Rep Louie Gohmert said that at the urging of other Republicans and some members of the press, he decided to chronicle all of the questionable acts Special Counsel Robert Mueller has been involved in during his career.
There must be a lot of them because when Gohmert was done the report was 48 pages long. He gave some examples of Mueller falsely convicting people he knew to be innocent. The most obvious case was a murder committed by FBI informant, Whitey Bulger’s gang and hung it on four innocent men.
The men were convicted in 1965. Two of the men died in prison and the other two spent decades in prison. A judge ordered them released and a second judge awarded the men and their families damages in the amount of $101 million dollars from US taxpayers. They were awarded the money when the judge discovered that Mueller sat on evidence that would have proven the men were totally innocent.
Gohmert says that Mueller plans on charging President on any charge he can even if he knows Trump is innocent as he has done many times before.
From the report:
Unfortunately, both Mueller and Comey were absolutely and totally convinced of the innocent man’s guilt. They ruined his life, his relationship with friends, neighbors and potential employers.
And from Carl Cannon, Real Clear Politics: https://www.realclearpolitics.com/articles/2017/05/21/when_comey_and_mueller_bungled_the_anthrax_case_13

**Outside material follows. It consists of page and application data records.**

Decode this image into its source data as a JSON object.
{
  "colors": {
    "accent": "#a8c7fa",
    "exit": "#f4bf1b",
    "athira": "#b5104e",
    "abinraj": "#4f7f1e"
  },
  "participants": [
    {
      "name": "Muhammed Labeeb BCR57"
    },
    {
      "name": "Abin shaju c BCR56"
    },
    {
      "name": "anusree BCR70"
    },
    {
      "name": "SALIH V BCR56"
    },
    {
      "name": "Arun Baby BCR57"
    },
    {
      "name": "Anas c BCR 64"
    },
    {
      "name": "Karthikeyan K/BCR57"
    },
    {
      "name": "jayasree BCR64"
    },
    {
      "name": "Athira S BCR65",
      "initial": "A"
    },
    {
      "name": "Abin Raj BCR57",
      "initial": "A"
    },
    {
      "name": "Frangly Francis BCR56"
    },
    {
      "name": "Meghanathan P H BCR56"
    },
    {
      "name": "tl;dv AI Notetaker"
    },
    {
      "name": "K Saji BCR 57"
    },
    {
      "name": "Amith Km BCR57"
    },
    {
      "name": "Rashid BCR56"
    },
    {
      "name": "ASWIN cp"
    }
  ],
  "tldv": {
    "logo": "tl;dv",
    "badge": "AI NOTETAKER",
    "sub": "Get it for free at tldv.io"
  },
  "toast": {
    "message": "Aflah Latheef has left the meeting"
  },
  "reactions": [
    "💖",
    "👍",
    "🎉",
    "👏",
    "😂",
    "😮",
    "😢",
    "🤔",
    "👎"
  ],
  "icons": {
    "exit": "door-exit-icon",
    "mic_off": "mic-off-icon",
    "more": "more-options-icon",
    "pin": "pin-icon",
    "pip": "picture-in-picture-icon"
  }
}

You’d think that any good FBI agent would have kicked these quacks in the fanny and found their dogs a good home. Or at least checked news accounts of criminal cases in California where these same dogs had been used against defendants who’d been convicted — and later exonerated. As Pulitzer Prize-winning Los Angeles Times investigative reporter David Willman detailed in his authoritative book on the case, a California judge who’d tossed out a murder conviction based on these sketchy canines called the prosecution’s dog handler “as biased as any witness that this court has ever seen.”
Instead, Mueller, who micromanaged the anthrax case and fell in love with the dubious dog evidence, and personally assured Ashcroft and presumably George W. Bush that in Steven Hatfill, the bureau had its man…
Mueller didn’t exactly distinguish himself with contrition, either. In
2008, after Ivins committed suicide as he was about to be apprehended for his crimes, and the Justice Department had formally exonerated Hatfill – and paid him $5.82 million in a legal settlement ($2.82+150,000/yr. for 20 yrs) – Mueller could not be bothered to walk across the street to attend the press conference announcing the case’s resolution. When reporters did ask him about it, Mueller was graceless. “I do not apologize for any aspect of the investigation,” he said, adding that it would be erroneous “to say there were mistakes.”
Though FBI jurisdiction has its limitations, Mueller’s ego does not.
Mueller and Comey’s next target in the Anthrax case was Dr. Bruce Ivins. As the FBI was closing in and preparing to give him the ultimate Hatfill treatment, Dr. Ivins took his own life. Though Mueller and Comey were every bit as convinced that Dr. Ivins was the Anthrax culprit as they were that Dr. Hatfill was, there are lingering questions about whether or not there was a case beyond a reasonable doubt. Since Dr. Ivins is deceased
Gohmert also criticized Mueller on his “up or out” leadership style as the director of the FBI, claiming it forced experienced agents to move to Washington, DC, and “devastated” the bureau.
The Texas congressman also slammed Mueller over the “purging” of material about “radical Islam” under his authority as FBI head. This attitude, according to Gohmert, crippled the FBI’s investigation of the Tsarnaev Brothers before their deadly jihadist attack on the Boston Marathon.
“This guy has such an ego … you disagree with him, he wants to bury you. And, that, you get a glimpse of his personality,” Gohmert concluded about Mueller on Breitbart News Saturday.